A lighting strike can give you the blues. However, we were elated each time new parts arrived. It was exciting and surprising to see what arrived each time. There was no rhyme or reason as to what arrived or when. Some parts ordered way after others arrived first and parts ordered first arrived last.
While we waited for parts to arrive, we did everything we could to prep the boat for installation. The most time consuming project was rewiring the boat. As you can imagine, a lightning strike can do some damage to wiring/cables. Old cables in lower left image.
We had a good team working on electronics, mechanical, and refrigeration. Of course, Matt was extremely hands on, supervised all the work, and jumped in to ensure it all was properly executed.
Flaco, the tallest AG Marine worker contorted into the smallest places:
All the equipment at our navigation station had to be replaced. It was a bit of a disaster for many months as we awaited for parts to come in. Diego had to build a new face panel to accommodate the new parts, but the end product came out really nice giving us a much cleaner, less cluttered space.
Our solar panels were fried and had to be replaced. The new panels had different specifications, so we had to modify our existing rails to accommodate them.
New Solar Panels Providing Energy
DC DIGITAL SWITCHING: POWER
The last to arrive, even though it was the first to be ordered, was our main digital switching or AC/DC control system. Of course it had to be built, programmed, and calibrated before being sent to us. Catana built their boats with cartes which are no longer being manufactured. So, we replaced the system with a C-Zone system.
The old Digital Switching Control Panel (lower left photo) was completely destroyed by the lightning strike and is no longer available. C-Zone replaced it, which is a complicated beast, but gives us much better monitoring and access to everything remotely. We can now control systems from this main control panel, a sub-control panel in the master suite, through B&G, and on an iPad.
We also took care of standard maintenance including wash, wax, bottom job, and prop speed. I love the mid-way photo of the wash wax below (middle photo).
The last color of our skirt was red and they sanded it down, painted a light blue which we didn’t like and changed it to a dark blue, which we love.
Prop speed is used by a lot of fishing and speed boats. We have never applied it to our props because it’s very expensive. But, Bristol Marine included it for free with the cost of our bottom job. Prop Speed prevents marine growth from bonding to metal surfaces below the waterline.
Stepping the Mast:
Stepping the mast requires a village. We had a rigging crew (3), yard assistants (3), AG Marine (5), painters (2), crane driver, lift drivers (3), launch slip helpers (4), a diver, and of course Matt and I.
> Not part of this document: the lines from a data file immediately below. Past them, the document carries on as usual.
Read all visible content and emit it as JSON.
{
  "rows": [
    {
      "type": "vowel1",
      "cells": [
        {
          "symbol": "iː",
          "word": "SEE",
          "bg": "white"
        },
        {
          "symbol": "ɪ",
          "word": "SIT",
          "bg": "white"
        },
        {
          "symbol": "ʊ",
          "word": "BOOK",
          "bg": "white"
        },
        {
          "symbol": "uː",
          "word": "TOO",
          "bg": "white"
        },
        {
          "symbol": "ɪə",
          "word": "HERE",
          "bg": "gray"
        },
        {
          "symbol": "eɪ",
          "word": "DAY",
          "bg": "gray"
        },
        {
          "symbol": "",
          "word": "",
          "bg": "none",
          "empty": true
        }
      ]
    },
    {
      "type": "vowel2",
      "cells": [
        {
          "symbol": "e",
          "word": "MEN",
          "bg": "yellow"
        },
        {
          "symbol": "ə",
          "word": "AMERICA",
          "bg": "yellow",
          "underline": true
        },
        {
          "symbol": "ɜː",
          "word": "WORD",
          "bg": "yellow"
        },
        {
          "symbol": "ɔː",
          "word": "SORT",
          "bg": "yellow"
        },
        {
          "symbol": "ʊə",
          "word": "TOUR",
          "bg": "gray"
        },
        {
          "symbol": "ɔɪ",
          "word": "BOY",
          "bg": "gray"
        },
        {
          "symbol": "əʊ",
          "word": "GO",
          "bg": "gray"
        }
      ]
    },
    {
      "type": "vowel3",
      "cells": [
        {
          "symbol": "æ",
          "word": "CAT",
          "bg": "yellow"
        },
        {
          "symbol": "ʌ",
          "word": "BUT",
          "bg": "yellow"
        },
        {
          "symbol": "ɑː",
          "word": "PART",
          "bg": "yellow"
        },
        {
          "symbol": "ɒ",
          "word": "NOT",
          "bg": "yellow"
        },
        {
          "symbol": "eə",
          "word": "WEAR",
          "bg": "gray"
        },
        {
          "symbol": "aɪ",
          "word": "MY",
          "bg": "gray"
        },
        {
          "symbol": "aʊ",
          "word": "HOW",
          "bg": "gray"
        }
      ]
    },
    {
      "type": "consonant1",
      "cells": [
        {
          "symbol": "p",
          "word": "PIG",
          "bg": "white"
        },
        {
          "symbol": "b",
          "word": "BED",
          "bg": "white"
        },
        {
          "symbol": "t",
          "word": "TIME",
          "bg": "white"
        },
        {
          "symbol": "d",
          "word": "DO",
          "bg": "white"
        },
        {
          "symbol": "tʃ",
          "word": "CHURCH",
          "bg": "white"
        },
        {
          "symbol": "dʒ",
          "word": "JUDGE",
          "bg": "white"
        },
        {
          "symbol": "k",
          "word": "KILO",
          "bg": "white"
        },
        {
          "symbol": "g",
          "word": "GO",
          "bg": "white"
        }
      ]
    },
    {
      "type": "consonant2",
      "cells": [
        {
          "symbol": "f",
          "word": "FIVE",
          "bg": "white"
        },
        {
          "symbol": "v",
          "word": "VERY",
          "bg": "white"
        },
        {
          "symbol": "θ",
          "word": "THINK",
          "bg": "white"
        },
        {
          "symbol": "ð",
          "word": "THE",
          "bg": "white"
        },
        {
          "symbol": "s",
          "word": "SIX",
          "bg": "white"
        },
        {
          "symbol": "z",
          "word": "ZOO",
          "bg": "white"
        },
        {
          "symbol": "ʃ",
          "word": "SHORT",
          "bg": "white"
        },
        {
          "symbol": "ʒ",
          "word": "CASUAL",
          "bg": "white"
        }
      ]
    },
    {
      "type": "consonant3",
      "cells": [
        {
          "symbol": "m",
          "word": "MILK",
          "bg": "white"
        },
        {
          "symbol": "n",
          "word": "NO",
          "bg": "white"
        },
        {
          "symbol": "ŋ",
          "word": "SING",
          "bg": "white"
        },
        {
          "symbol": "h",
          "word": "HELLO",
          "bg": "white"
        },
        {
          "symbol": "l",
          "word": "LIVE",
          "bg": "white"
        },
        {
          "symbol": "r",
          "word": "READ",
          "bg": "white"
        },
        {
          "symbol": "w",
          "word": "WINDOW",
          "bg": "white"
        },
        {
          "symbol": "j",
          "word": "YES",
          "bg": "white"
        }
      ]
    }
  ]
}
Stepping the mast includes: carefully positioning the mast, connecting all the cables, securing the standing rigging (and tuning it), and putting the lazy jacks, sail bag, main sail, jib, and reefing lines all back on. Then they touch up the bottom job where the blocks were located, move the crane, bring in the lift and slowly lower us into the water.
And she floats! Thank God! We had several issues once she was in the water, but we worked through them. Both engines wouldn’t start, but after 20 minutes they were purring like kittens.
Outstanding Items After Splash (since repaired):
- The radar doesn’t work (we have to exchange it for another new one),
- Autopilot smart controller LCD screen is still funky (we are going to live with what we have)
- The new starter battery was dead (charged her up)
- Frigeration is on the fritz (spent 4 days working on it).
The lightning strike slowed us down and beat us up, but we are in the water and one step closer to continuing our adventures on sv Sugar Shack.
Any lightning strike is tough as you never know what it will impact. Some parts work at first, then fail, or fail, then work. Unfortunately, there is no proven way to prevent lightning strikes. All you can do is try your best to stay out of bad weather or zones that are prone to lightning strikes.